Globe and Mail
A high-powered panel of former heads of states and United Nations officials says it is time for governments to find new ways to deal with the world’s drug problem
“The fact is that the war on drugs is a failure,” former Brazilian president Fernando Henrique Cardoso said Thursday at the unveiling of a report by the Global Commission on Drug Policy. Along with Mr. Cardoso, the commission includes former Colombian president Cesar Gaviria, former Mexican president Ernesto Zedillo, former U.S. secretary of state George Shultz, former UN secretary-general Kofi Annan and Canadian Louise Arbour, the former UN High Commissioner for Human Rights.
• May 21, 2011: Crime and punishment: Inside the Tories’ plan to overhaul the justice system
Among the more controversial aspects of the bundle is mandatory minimum sentences. Minimum sentences are hardly new to the Criminal Code, and they are hardly partisan — the previous Liberal government imposed mandatory minimums on several child-exploitation offences. But the Conservative omnibus bill will dramatically expand them, limiting judicial discretion to levels unseen before.
"The legislation is more based on punishment than prevention, and that's dramatically new," said Errol Mendes, a professor of constitutional and international law at the University of Ottawa. "It's one of the most punishment-focused [agendas] in Canadian history."
• May 14, 2011: Drug prohibition is dumb on crime
by Conrad Black and Dr. Evan Wood - National Post
Here in Canada, this thinking is the basis for proposed federal mandatory minimum sentencing legislation. Unfortunately, like archaic cultures that clung to the belief that the Earth was flat, those who support mandatory minimum sentences for drug crimes are willfully ignorant of the near universal consensus that mandatory minimum sentences are both extremely costly and ineffective.
• May 13, 2011: MP Blake Richards obediently champions Conservative "100 days" Omnibus crime bill
"Our goal: Safer street within the first 100 days"
Wild Rose Report: A column by MP Blake Richards
Canadians have waited long enough for these measures. We promised during the election that a majority Conservative government would bundle and pass into law our outstanding and delayed justice bills within Parliament’s first 100 days and that is just what we intend to do.
This comprehensive legislation will include new measures that will: crack down on organized drug crime; <snip>
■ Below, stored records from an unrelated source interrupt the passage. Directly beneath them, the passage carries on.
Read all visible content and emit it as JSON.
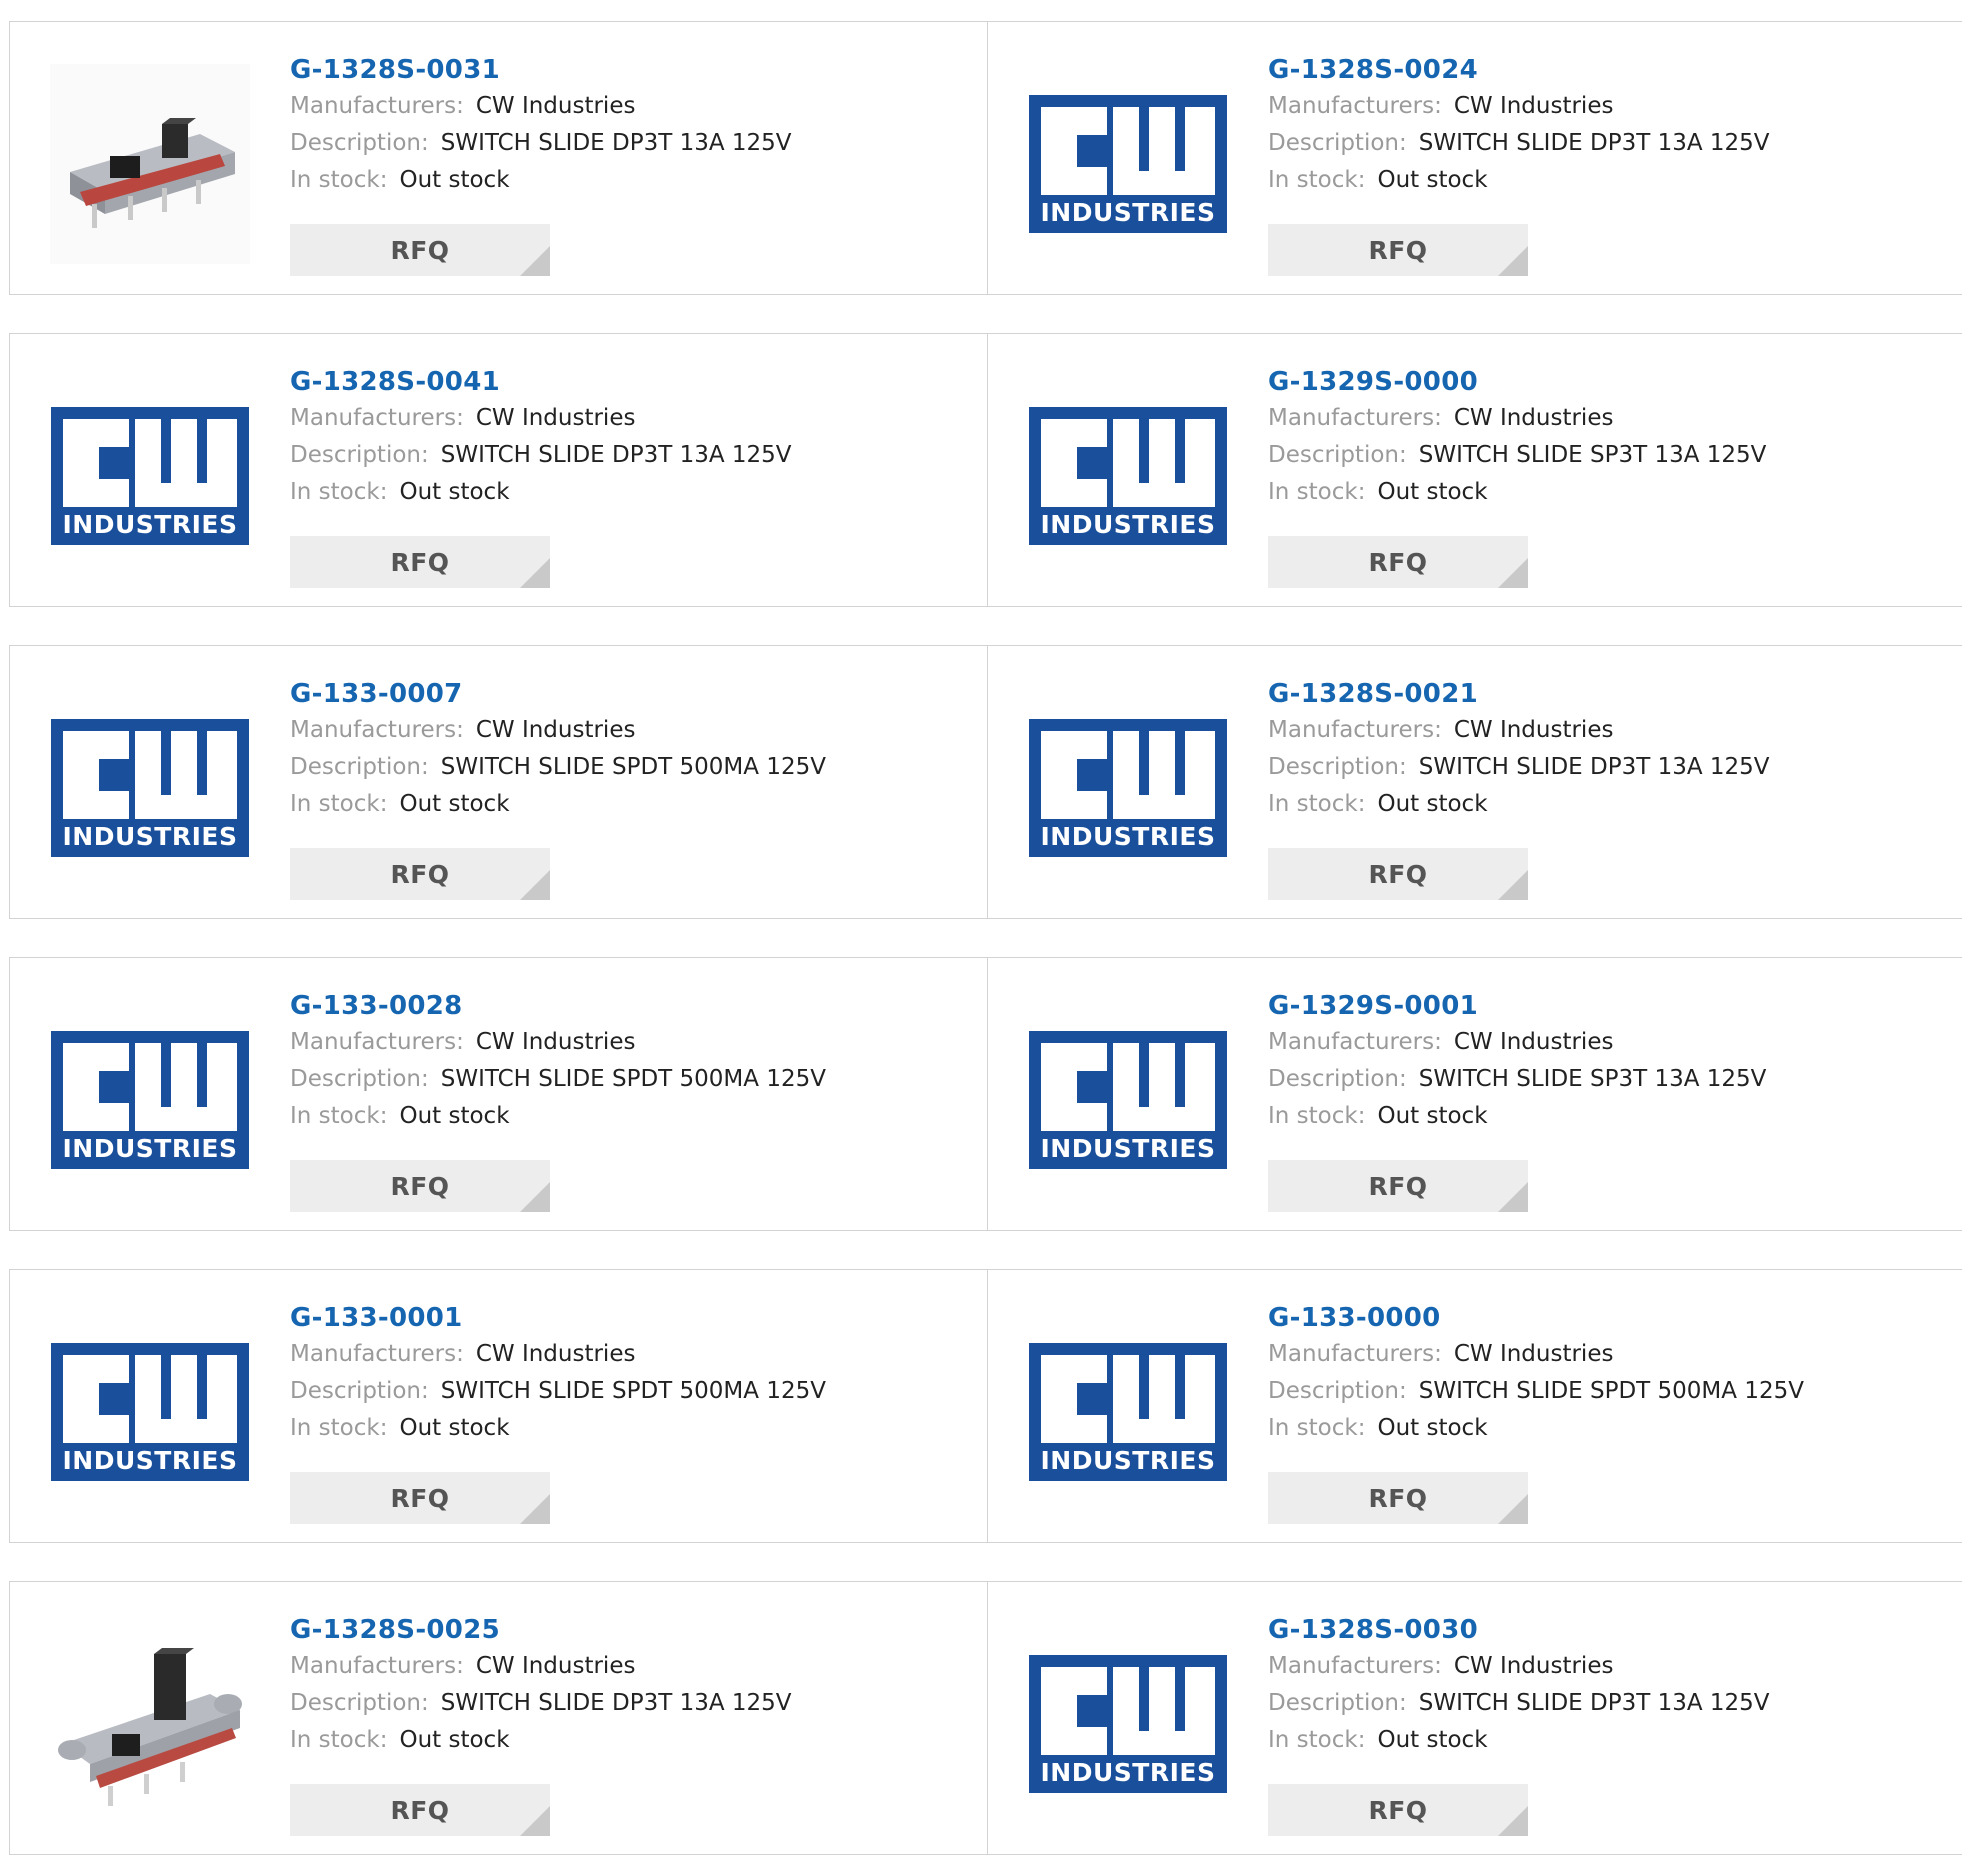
{
  "labels": {
    "manufacturers": "Manufacturers:",
    "description": "Description:",
    "in_stock": "In stock:",
    "rfq": "RFQ"
  },
  "logo": {
    "top": "CW",
    "bottom": "INDUSTRIES",
    "bg_color": "#1a4f9c"
  },
  "colors": {
    "part_number": "#1565b0",
    "label": "#9a9a9a",
    "value": "#222222",
    "rfq_bg": "#ededed",
    "border": "#d3d3d3"
  },
  "products": [
    {
      "part": "G-1328S-0031",
      "manufacturer": "CW Industries",
      "description": "SWITCH SLIDE DP3T 13A 125V",
      "stock": "Out stock",
      "image": "slide-switch-photo-flat"
    },
    {
      "part": "G-1328S-0024",
      "manufacturer": "CW Industries",
      "description": "SWITCH SLIDE DP3T 13A 125V",
      "stock": "Out stock",
      "image": "cw-industries-logo"
    },
    {
      "part": "G-1328S-0041",
      "manufacturer": "CW Industries",
      "description": "SWITCH SLIDE DP3T 13A 125V",
      "stock": "Out stock",
      "image": "cw-industries-logo"
    },
    {
      "part": "G-1329S-0000",
      "manufacturer": "CW Industries",
      "description": "SWITCH SLIDE SP3T 13A 125V",
      "stock": "Out stock",
      "image": "cw-industries-logo"
    },
    {
      "part": "G-133-0007",
      "manufacturer": "CW Industries",
      "description": "SWITCH SLIDE SPDT 500MA 125V",
      "stock": "Out stock",
      "image": "cw-industries-logo"
    },
    {
      "part": "G-1328S-0021",
      "manufacturer": "CW Industries",
      "description": "SWITCH SLIDE DP3T 13A 125V",
      "stock": "Out stock",
      "image": "cw-industries-logo"
    },
    {
      "part": "G-133-0028",
      "manufacturer": "CW Industries",
      "description": "SWITCH SLIDE SPDT 500MA 125V",
      "stock": "Out stock",
      "image": "cw-industries-logo"
    },
    {
      "part": "G-1329S-0001",
      "manufacturer": "CW Industries",
      "description": "SWITCH SLIDE SP3T 13A 125V",
      "stock": "Out stock",
      "image": "cw-industries-logo"
    },
    {
      "part": "G-133-0001",
      "manufacturer": "CW Industries",
      "description": "SWITCH SLIDE SPDT 500MA 125V",
      "stock": "Out stock",
      "image": "cw-industries-logo"
    },
    {
      "part": "G-133-0000",
      "manufacturer": "CW Industries",
      "description": "SWITCH SLIDE SPDT 500MA 125V",
      "stock": "Out stock",
      "image": "cw-industries-logo"
    },
    {
      "part": "G-1328S-0025",
      "manufacturer": "CW Industries",
      "description": "SWITCH SLIDE DP3T 13A 125V",
      "stock": "Out stock",
      "image": "slide-switch-photo-tall"
    },
    {
      "part": "G-1328S-0030",
      "manufacturer": "CW Industries",
      "description": "SWITCH SLIDE DP3T 13A 125V",
      "stock": "Out stock",
      "image": "cw-industries-logo"
    }
  ]
}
MP Richards also uses his column to spread misinformation about opposition parties stalling Conservative crime bills in the past
Many of our government’s bills faced co-ordinated obstruction by opposition parties who are apologists for criminals.
• April 7, 2011: Conservative majority would hustle crime bills into law all at once
Stephen Harper is promising a majority Conservative government would bundle all the law-and-order legislation it’s been trying pass into one omnibus bill and pass it within 100 days of taking power.
This omnibus bill would include Bill S-10, misleadingly referred to in the article as a legislation to, "Crack down on organized drug crime."
• March 25, 2011: The Conservative Cabinet was found to be in contempt of Parliament FOR NOT REVEALING THE FULL COSTS OF THE CRIME BILLS and then lost a confidence motion. Many of the bills that were in progress died when the government fell. Bill S-10 was one of them.
CONTEMPT OF PARLIAMENT
The Speaker of the House of Commons, Peter Milliken, ruled that the Conservative cabinet was in contempt of Parliament for withholding cost estimates over its prison-building program.
The Conservative government refused to release details of the prison-building costs to a parliamentary committee. This, says Speaker Milliken goes to the core role of MPs which is to hold the executive branch of government – Cabinet and the Prime Minister – to account for its actions. By being denied relevant financial figures Parliament cannot fulfil its role as an overseer of government spending.
Mr. Milliken writes that, “This is a serious matter that goes to the heart of the House’s undoubted role in holding the government to account.”
A Vancouver Sun editorial commented: “For any government to be found in contempt of Parliament would be an affront to all Canadians. For one led by a prime minister who ran on a platform of openness and accountability, as Harper did, doubly so.”